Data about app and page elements
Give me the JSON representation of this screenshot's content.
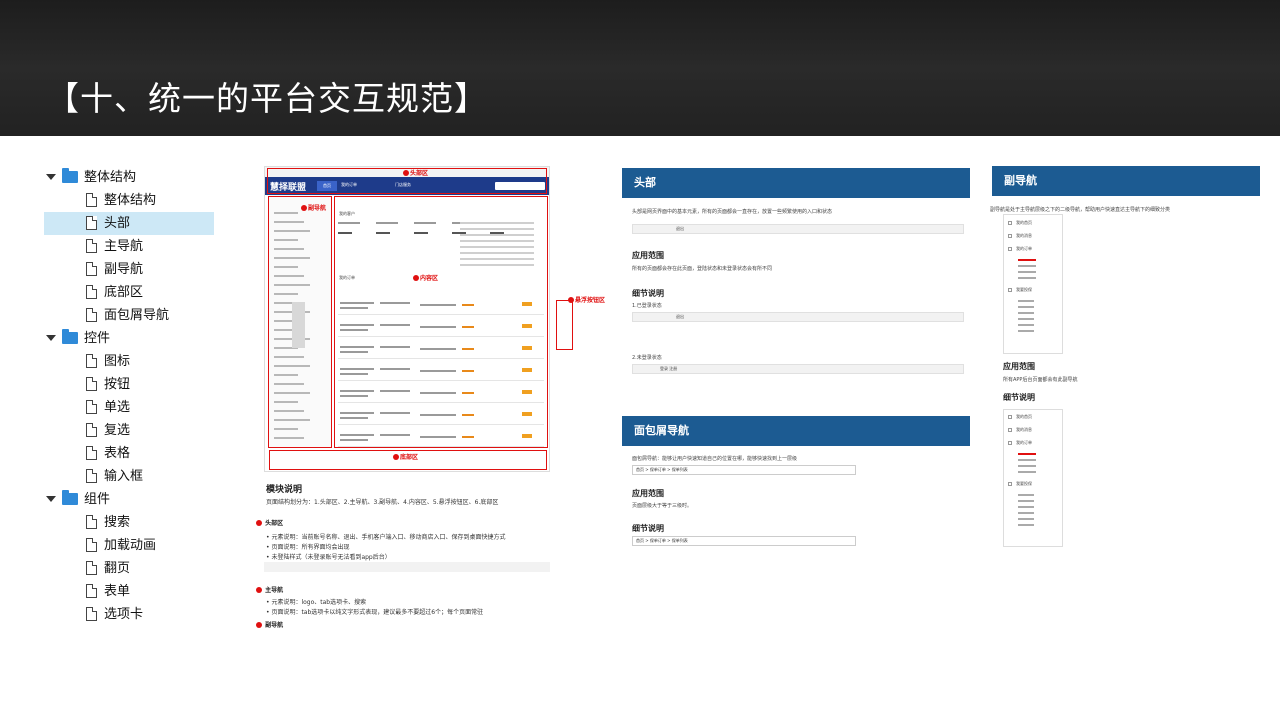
{
  "banner": {
    "title": "【十、统一的平台交互规范】"
  },
  "tree": [
    {
      "level": 0,
      "label": "整体结构",
      "folder": true,
      "selected": false
    },
    {
      "level": 1,
      "label": "整体结构",
      "folder": false,
      "selected": false
    },
    {
      "level": 1,
      "label": "头部",
      "folder": false,
      "selected": true
    },
    {
      "level": 1,
      "label": "主导航",
      "folder": false,
      "selected": false
    },
    {
      "level": 1,
      "label": "副导航",
      "folder": false,
      "selected": false
    },
    {
      "level": 1,
      "label": "底部区",
      "folder": false,
      "selected": false
    },
    {
      "level": 1,
      "label": "面包屑导航",
      "folder": false,
      "selected": false
    },
    {
      "level": 0,
      "label": "控件",
      "folder": true,
      "selected": false
    },
    {
      "level": 1,
      "label": "图标",
      "folder": false,
      "selected": false
    },
    {
      "level": 1,
      "label": "按钮",
      "folder": false,
      "selected": false
    },
    {
      "level": 1,
      "label": "单选",
      "folder": false,
      "selected": false
    },
    {
      "level": 1,
      "label": "复选",
      "folder": false,
      "selected": false
    },
    {
      "level": 1,
      "label": "表格",
      "folder": false,
      "selected": false
    },
    {
      "level": 1,
      "label": "输入框",
      "folder": false,
      "selected": false
    },
    {
      "level": 0,
      "label": "组件",
      "folder": true,
      "selected": false
    },
    {
      "level": 1,
      "label": "搜索",
      "folder": false,
      "selected": false
    },
    {
      "level": 1,
      "label": "加载动画",
      "folder": false,
      "selected": false
    },
    {
      "level": 1,
      "label": "翻页",
      "folder": false,
      "selected": false
    },
    {
      "level": 1,
      "label": "表单",
      "folder": false,
      "selected": false
    },
    {
      "level": 1,
      "label": "选项卡",
      "folder": false,
      "selected": false
    }
  ],
  "mock": {
    "logo": "慧择联盟",
    "nav": [
      "首页",
      "我的订单",
      "门店服务"
    ],
    "labels": {
      "header": "头部区",
      "subnav": "副导航",
      "content": "内容区",
      "float": "悬浮按钮区",
      "footer": "底部区"
    },
    "section_titles": [
      "我的客户",
      "我的订单"
    ]
  },
  "module": {
    "title": "模块说明",
    "intro": "页面结构划分为：1.头部区、2.主导航、3.副导航、4.内容区、5.悬浮按钮区、6.底部区",
    "s1_title": "头部区",
    "s1_lines": [
      "• 元素说明：当前账号名称、退出、手机客户端入口、移动商店入口、保存到桌面快捷方式",
      "• 页面说明：所有界面均会出现",
      "• 未登陆样式（未登录账号无法看到app后台）"
    ],
    "s2_title": "主导航",
    "s2_lines": [
      "• 元素说明：logo、tab选项卡、搜索",
      "• 页面说明：tab选项卡以纯文字形式表现，建议最多不要超过6个；每个页面常驻"
    ],
    "s3_title": "副导航"
  },
  "head_panel": {
    "title": "头部",
    "desc": "头部是网页界面中的基本元素，所有的页面都会一直存在，放置一些频繁使用的入口和状态",
    "scope_title": "应用范围",
    "scope_text": "所有的页面都会存在此页面，登陆状态和未登录状态会有所不同",
    "detail_title": "细节说明",
    "logged_in": "1.已登录状态",
    "logged_out": "2.未登录状态",
    "bar_text": "退出",
    "bar_text2": "登录    注册"
  },
  "sub_panel": {
    "title": "副导航",
    "desc": "副导航是处于主导航层级之下的二级导航，帮助用户快速直达主导航下的细致分类",
    "scope_title": "应用范围",
    "scope_text": "所有APP后台页面都会有此副导航",
    "detail_title": "细节说明",
    "items": [
      "我的首页",
      "我的消息",
      "我的订单",
      "我要投保"
    ]
  },
  "crumb_panel": {
    "title": "面包屑导航",
    "desc": "面包屑导航：能够让用户快速知道自己的位置在哪，能够快速找到上一层级",
    "scope_title": "应用范围",
    "scope_text": "页面层级大于等于三级时。",
    "detail_title": "细节说明",
    "crumb1": "首页 > 保单订单 > 保单列表",
    "crumb2": "首页 > 保单订单 > 保单列表"
  }
}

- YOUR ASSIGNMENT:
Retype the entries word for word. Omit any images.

- SOLUTION TO THE PROBLEM:
Give me the JSON representation of this screenshot's content.
{
  "banner": {
    "title": "【十、统一的平台交互规范】"
  },
  "tree": [
    {
      "level": 0,
      "label": "整体结构",
      "folder": true,
      "selected": false
    },
    {
      "level": 1,
      "label": "整体结构",
      "folder": false,
      "selected": false
    },
    {
      "level": 1,
      "label": "头部",
      "folder": false,
      "selected": true
    },
    {
      "level": 1,
      "label": "主导航",
      "folder": false,
      "selected": false
    },
    {
      "level": 1,
      "label": "副导航",
      "folder": false,
      "selected": false
    },
    {
      "level": 1,
      "label": "底部区",
      "folder": false,
      "selected": false
    },
    {
      "level": 1,
      "label": "面包屑导航",
      "folder": false,
      "selected": false
    },
    {
      "level": 0,
      "label": "控件",
      "folder": true,
      "selected": false
    },
    {
      "level": 1,
      "label": "图标",
      "folder": false,
      "selected": false
    },
    {
      "level": 1,
      "label": "按钮",
      "folder": false,
      "selected": false
    },
    {
      "level": 1,
      "label": "单选",
      "folder": false,
      "selected": false
    },
    {
      "level": 1,
      "label": "复选",
      "folder": false,
      "selected": false
    },
    {
      "level": 1,
      "label": "表格",
      "folder": false,
      "selected": false
    },
    {
      "level": 1,
      "label": "输入框",
      "folder": false,
      "selected": false
    },
    {
      "level": 0,
      "label": "组件",
      "folder": true,
      "selected": false
    },
    {
      "level": 1,
      "label": "搜索",
      "folder": false,
      "selected": false
    },
    {
      "level": 1,
      "label": "加载动画",
      "folder": false,
      "selected": false
    },
    {
      "level": 1,
      "label": "翻页",
      "folder": false,
      "selected": false
    },
    {
      "level": 1,
      "label": "表单",
      "folder": false,
      "selected": false
    },
    {
      "level": 1,
      "label": "选项卡",
      "folder": false,
      "selected": false
    }
  ],
  "mock": {
    "logo": "慧择联盟",
    "nav": [
      "首页",
      "我的订单",
      "门店服务"
    ],
    "labels": {
      "header": "头部区",
      "subnav": "副导航",
      "content": "内容区",
      "float": "悬浮按钮区",
      "footer": "底部区"
    },
    "section_titles": [
      "我的客户",
      "我的订单"
    ]
  },
  "module": {
    "title": "模块说明",
    "intro": "页面结构划分为：1.头部区、2.主导航、3.副导航、4.内容区、5.悬浮按钮区、6.底部区",
    "s1_title": "头部区",
    "s1_lines": [
      "• 元素说明：当前账号名称、退出、手机客户端入口、移动商店入口、保存到桌面快捷方式",
      "• 页面说明：所有界面均会出现",
      "• 未登陆样式（未登录账号无法看到app后台）"
    ],
    "s2_title": "主导航",
    "s2_lines": [
      "• 元素说明：logo、tab选项卡、搜索",
      "• 页面说明：tab选项卡以纯文字形式表现，建议最多不要超过6个；每个页面常驻"
    ],
    "s3_title": "副导航"
  },
  "head_panel": {
    "title": "头部",
    "desc": "头部是网页界面中的基本元素，所有的页面都会一直存在，放置一些频繁使用的入口和状态",
    "scope_title": "应用范围",
    "scope_text": "所有的页面都会存在此页面，登陆状态和未登录状态会有所不同",
    "detail_title": "细节说明",
    "logged_in": "1.已登录状态",
    "logged_out": "2.未登录状态",
    "bar_text": "退出",
    "bar_text2": "登录    注册"
  },
  "sub_panel": {
    "title": "副导航",
    "desc": "副导航是处于主导航层级之下的二级导航，帮助用户快速直达主导航下的细致分类",
    "scope_title": "应用范围",
    "scope_text": "所有APP后台页面都会有此副导航",
    "detail_title": "细节说明",
    "items": [
      "我的首页",
      "我的消息",
      "我的订单",
      "我要投保"
    ]
  },
  "crumb_panel": {
    "title": "面包屑导航",
    "desc": "面包屑导航：能够让用户快速知道自己的位置在哪，能够快速找到上一层级",
    "scope_title": "应用范围",
    "scope_text": "页面层级大于等于三级时。",
    "detail_title": "细节说明",
    "crumb1": "首页 > 保单订单 > 保单列表",
    "crumb2": "首页 > 保单订单 > 保单列表"
  }
}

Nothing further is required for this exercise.